The publicity about the International Federation of Accountants recent standards (NBR 21 July, reprinted below) contains some amazing claims for the benefits of forcing governments to produce annual financial statements on an accrual basis comparable with the private sector.
It is asserted that accrual accounting will:
Many businesses have been plundered despite, or perhaps because of, the existence of, accrual accounting. Robert Maxwell stole over 526 million pounds from his employees’ pension fund. Bond Corporation plundered the A$1.2 billion cash box that was Bell Resources. Millions of dollars in secret commissions have been paid, for example in the Tricontinental collapse. Insider trading allowed financial operators such as Michael Milken, Ivan Boesky, Martin Seigel and Dennis Levine to strip billions of dollars from shareholders. Many other examples could be cited.
Such pillaging of another’s resources is not prevented either by accruing debtors and creditors or listing assets and liabilities. False data can easily be recorded and can pass undetected. Audited financial statements based on accrual accounting cannot be assumed to be free of error or fraud. The fraudsters behind the insurance company Equity Funding created 64,000 fictitious life policies with a face value in excess of US$2 billion and then sold them to other insurance companies for cash. They also faked assets of more than US$100 million and had counterfeited bonds and forged death certificates. Accrual accounting did not cramp their style in any way.
So far as “forcing governments to identify what assets they hold” it is not necessary to adopt accrual accounting to achieve this. An asset register can be kept quite independently of any accounting system. Indeed it should be kept independently of the accounting records so that they are not lost if the accounting records are corrupted.

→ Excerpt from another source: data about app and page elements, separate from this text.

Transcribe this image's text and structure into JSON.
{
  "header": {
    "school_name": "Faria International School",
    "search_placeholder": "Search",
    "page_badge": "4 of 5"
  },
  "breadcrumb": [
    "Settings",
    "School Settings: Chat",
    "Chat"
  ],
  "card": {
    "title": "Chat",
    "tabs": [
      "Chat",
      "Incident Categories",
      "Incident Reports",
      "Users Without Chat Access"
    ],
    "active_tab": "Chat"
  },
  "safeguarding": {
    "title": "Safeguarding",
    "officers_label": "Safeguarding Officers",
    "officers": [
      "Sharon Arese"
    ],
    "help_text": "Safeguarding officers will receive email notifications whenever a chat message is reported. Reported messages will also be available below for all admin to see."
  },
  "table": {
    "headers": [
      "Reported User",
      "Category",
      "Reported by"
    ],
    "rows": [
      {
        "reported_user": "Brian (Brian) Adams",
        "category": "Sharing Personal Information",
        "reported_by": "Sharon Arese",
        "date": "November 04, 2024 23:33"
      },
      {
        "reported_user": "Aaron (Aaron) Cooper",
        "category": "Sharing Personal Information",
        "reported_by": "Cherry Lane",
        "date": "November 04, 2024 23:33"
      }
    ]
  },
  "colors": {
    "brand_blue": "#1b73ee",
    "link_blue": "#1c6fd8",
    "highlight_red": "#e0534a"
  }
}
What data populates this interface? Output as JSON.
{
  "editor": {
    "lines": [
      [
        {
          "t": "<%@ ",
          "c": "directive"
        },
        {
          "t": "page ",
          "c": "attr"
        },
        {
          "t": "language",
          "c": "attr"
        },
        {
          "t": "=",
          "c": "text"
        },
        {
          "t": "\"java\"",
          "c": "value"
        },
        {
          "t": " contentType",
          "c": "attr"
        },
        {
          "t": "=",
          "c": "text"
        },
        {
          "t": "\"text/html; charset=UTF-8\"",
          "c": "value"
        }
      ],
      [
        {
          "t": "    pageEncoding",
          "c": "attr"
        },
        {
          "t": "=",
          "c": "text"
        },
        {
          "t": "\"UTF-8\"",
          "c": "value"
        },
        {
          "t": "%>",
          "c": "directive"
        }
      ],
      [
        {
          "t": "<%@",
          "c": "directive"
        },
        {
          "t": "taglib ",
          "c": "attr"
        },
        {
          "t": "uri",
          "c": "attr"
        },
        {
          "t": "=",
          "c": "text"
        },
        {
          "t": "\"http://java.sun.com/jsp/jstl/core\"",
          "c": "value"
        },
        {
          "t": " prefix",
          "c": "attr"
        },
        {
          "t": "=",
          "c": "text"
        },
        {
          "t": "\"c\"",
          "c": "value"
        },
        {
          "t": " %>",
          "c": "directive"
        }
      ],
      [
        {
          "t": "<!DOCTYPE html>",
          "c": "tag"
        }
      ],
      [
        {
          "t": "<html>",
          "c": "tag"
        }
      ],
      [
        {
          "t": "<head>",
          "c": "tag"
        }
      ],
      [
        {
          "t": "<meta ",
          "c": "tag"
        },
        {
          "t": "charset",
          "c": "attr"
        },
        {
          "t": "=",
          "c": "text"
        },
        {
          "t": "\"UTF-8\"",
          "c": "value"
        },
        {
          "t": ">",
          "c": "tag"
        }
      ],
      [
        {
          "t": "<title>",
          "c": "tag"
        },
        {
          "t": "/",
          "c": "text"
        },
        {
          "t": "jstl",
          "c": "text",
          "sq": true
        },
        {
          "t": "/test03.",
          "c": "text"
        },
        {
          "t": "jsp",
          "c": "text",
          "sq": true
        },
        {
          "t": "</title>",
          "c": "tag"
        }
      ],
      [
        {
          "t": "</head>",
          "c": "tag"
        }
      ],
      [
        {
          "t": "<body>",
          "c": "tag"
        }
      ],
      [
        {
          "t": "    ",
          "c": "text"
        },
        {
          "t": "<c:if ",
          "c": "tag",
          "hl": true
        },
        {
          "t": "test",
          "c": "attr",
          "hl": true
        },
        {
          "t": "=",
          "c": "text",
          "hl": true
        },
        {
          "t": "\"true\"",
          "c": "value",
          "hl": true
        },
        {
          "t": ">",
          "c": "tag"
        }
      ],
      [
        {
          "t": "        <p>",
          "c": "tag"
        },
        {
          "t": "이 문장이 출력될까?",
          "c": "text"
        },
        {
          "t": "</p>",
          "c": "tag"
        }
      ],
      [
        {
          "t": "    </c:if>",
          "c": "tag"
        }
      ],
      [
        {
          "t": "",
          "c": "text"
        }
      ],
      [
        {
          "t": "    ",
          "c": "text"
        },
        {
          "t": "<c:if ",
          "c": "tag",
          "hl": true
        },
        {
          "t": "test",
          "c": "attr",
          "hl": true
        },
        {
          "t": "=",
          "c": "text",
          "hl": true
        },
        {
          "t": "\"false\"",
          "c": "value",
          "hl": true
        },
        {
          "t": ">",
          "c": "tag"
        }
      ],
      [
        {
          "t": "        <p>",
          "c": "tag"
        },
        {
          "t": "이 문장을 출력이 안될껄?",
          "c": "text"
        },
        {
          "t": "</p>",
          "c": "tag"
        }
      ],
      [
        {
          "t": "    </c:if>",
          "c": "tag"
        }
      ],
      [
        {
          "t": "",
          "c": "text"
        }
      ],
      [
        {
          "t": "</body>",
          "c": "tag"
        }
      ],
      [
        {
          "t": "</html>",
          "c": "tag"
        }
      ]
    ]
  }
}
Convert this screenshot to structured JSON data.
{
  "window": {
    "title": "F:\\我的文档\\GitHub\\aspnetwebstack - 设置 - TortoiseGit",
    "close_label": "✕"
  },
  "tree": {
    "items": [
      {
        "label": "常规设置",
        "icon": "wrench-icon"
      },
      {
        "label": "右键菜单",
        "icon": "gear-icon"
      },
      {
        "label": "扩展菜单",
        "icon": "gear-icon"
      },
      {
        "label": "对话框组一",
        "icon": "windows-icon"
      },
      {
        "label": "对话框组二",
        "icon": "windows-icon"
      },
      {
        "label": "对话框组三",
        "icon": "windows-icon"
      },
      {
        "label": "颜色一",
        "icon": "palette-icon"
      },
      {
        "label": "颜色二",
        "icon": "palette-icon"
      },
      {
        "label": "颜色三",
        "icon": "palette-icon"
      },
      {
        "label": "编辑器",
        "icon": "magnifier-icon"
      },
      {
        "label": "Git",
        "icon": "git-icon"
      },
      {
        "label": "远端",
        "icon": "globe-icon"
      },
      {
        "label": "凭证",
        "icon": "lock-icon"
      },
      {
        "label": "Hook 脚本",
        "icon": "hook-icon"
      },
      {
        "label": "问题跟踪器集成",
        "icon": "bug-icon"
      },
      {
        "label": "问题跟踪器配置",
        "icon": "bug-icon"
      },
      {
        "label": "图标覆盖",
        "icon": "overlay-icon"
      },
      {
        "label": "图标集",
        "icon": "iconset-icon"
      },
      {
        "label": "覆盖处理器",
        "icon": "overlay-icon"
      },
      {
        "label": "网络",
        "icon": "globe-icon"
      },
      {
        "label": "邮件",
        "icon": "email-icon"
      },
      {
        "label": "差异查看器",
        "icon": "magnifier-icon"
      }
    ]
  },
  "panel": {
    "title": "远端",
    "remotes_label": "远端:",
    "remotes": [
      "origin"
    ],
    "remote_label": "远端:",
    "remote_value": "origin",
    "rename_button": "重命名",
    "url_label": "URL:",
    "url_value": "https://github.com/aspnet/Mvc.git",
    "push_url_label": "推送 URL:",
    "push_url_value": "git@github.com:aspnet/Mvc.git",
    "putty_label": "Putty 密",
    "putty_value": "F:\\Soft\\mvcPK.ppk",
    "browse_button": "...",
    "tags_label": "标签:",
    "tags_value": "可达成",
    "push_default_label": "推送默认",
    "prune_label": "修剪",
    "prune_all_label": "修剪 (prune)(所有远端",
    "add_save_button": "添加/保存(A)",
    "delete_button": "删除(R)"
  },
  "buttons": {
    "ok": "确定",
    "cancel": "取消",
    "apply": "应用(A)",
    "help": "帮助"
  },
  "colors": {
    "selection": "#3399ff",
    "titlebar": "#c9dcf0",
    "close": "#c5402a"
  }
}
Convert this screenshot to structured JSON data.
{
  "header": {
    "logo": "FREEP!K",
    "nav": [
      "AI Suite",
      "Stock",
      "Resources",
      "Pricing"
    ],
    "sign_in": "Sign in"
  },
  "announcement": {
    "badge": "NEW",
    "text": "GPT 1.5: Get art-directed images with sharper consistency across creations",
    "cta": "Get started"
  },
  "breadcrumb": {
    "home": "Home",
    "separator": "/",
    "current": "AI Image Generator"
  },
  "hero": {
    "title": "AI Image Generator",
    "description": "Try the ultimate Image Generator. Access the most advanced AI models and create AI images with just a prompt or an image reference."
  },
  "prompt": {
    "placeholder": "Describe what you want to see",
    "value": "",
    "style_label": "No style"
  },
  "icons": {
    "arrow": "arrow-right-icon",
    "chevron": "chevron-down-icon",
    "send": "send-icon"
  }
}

What has happened with the public sector reporting requirements in New Zealand might more accurately be described as forcing governments to value community assets in questionable ways. The recent Bertram & Terry report has challenged the relevance of the emotively titled “Optimised Deprival Value”. Yet to be questioned is the purpose of valuing culturally or historically important heritage assets as if they were tins of baked beans. Some would point out that the only parties who have benefited from the fixation with valuing assets have been the professional consultants. Have any decisions been made based on the knowledge that the National Archives collection had a net current value of $716 million at 30 June 1997? I suspect that knowledge of what is in the archives is of far greater importance than this accounting number.
It is very difficult to see how accrual accounting can of itself lead to “greater transparency and accountability.” The evidence is that financial statements in the private sector often obscure and hide information especially as a result of the consolidated accounting process. In their landmark study of Australian company collapses Professors Graeme Dean and Frank Clarke cite the comment that inter-company shareholdings and transactions have given cover to fraudulent dealing and to legally less serious but financially no less deceptive mis-statements of results and position. It has effectively shielded them from public gaze and scrutiny, they said.
Far from the private sector having a trend towards greater transparency
and accountability it can be argued that the use of partnerships, joint
ventures, trusts and international operations routed through tax havens
is leading to less transparency and accountability.
Experience in the private sector with accrual accounting gives little hope that any of these claimed benefits will materialise.
Reprinted from ‘The National Business Review’ July 21, 2000 by arrangement.
Accrual-based accounting rules rule, OK
By Mike Ross
Initiatives developed in New Zealand to improve public sector accounting have been followed up with international accounting standards now released which force governments worldwide to produce annual financial statements comparable with the private sector.
Public sector adoption of accrual-based accounting rules will cramp the style of those robbers and thieves who like to plunder national treasuries.
The use of accrual-based rules overturns traditional public sector practices of just reporting cash in and cash out.
These moves are predicted to benefit not only governments but also voters, rating agencies, capital markets and international financial institutions.
New Zealand led the way, with the previous Labour government adopting accrual accounting. This forces governments to identify what assets it holds and the extent of long-term liabilities.
Accrual accounting makes more transparent the economic effect of government
The first set of accrual-based public sector accounting standards, just issued by the International Federation of Accountants (IFAC), cover the presentation of financial statements, borrowing costs, cash flow statements and the effect of changes in foreign exchange rates.
lan Ball, formerly professor of accounting at Victoria University [Wellington],
headed the IFAC public sector committee that developed and approved the
Dr Ball said the new standards supported trends toward greater transparency and accountability of governments.
Political considerations often govern the content and form of annual
financial statements. Defence spending may be excluded or fudged.
Not all revenue might be accounted for, with wads of cash disappearing
into the pockets of government ministers and their cronies.
Some countries have no tradition of honest reporting, even under a cash accounting format.
To assist these governments, IFAC has developed a primer titled Financial Reporting Under the Cash Basis of Accounting. This is intended to give governments a starting point, before taking the big step to accrual-based accounting.